Another powerful form of evidence is your own first-hand observations.
That’s not to say that you can't accept verbal evidence, but records, data, and first-hand observations are certainly better.
Only data and records can be used to prove a lack of recurrence. - Top management isn't expected to be aware of every corrective action in the organization, but they should be aware of the large ones and overall trends.
Top management awareness would certainly help support a determination of full implementation and communication.
What is the customer's perception of an improvement? Have customers noticed a change in the quality of goods or services?

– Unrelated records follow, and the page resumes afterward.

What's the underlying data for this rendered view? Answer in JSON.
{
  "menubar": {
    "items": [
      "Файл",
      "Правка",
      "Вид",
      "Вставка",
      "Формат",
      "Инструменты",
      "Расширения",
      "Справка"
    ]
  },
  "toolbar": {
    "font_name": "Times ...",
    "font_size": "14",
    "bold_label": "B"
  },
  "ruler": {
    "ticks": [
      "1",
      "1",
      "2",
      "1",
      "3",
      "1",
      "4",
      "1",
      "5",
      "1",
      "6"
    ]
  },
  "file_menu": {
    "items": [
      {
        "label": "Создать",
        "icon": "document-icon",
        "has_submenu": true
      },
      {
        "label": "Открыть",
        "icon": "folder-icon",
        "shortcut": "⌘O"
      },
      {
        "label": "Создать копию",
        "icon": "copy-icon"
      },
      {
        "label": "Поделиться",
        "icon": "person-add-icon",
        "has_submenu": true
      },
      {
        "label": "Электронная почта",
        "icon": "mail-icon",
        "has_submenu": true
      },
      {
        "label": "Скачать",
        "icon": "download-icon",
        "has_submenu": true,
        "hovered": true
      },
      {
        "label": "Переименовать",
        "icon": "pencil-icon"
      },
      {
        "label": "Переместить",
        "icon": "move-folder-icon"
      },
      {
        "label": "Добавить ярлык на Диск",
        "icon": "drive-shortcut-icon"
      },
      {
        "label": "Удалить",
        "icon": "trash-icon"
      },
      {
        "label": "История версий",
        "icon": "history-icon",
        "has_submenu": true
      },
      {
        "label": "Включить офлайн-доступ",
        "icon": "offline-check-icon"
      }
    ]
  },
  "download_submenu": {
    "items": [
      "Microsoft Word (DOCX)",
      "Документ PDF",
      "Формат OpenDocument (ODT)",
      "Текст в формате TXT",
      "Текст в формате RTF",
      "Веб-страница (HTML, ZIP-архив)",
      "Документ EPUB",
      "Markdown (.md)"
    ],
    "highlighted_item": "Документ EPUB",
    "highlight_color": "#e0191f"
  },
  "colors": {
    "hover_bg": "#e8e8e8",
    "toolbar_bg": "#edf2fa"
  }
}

Broader and more severe problems lead to more profound solutions, which in turn require more evidence to verify effectiveness. The scale of verification must match the scale of the actions taken.If formal training is used, then records of training would be another type of evidence that could be verified. - This is the bottom line: Have the products been improved? Hearsay and verbal affirmations can't be used to prove that products have been improved. - The effectiveness of some corrective action can't be known without ongoing measurement or monitoring of the process.An improved process should ultimately lead to improved products. In these cases, have the controls been set and put in place? Does the data indicate the process has improved and stabilized to the new level?Locate the applicable customers and get their opinions.If customers have not noticed an improvement, it can be logically argued that the actions have not been effective. - If the problem continues to occur at the same level as before, then the corrective action is not effective.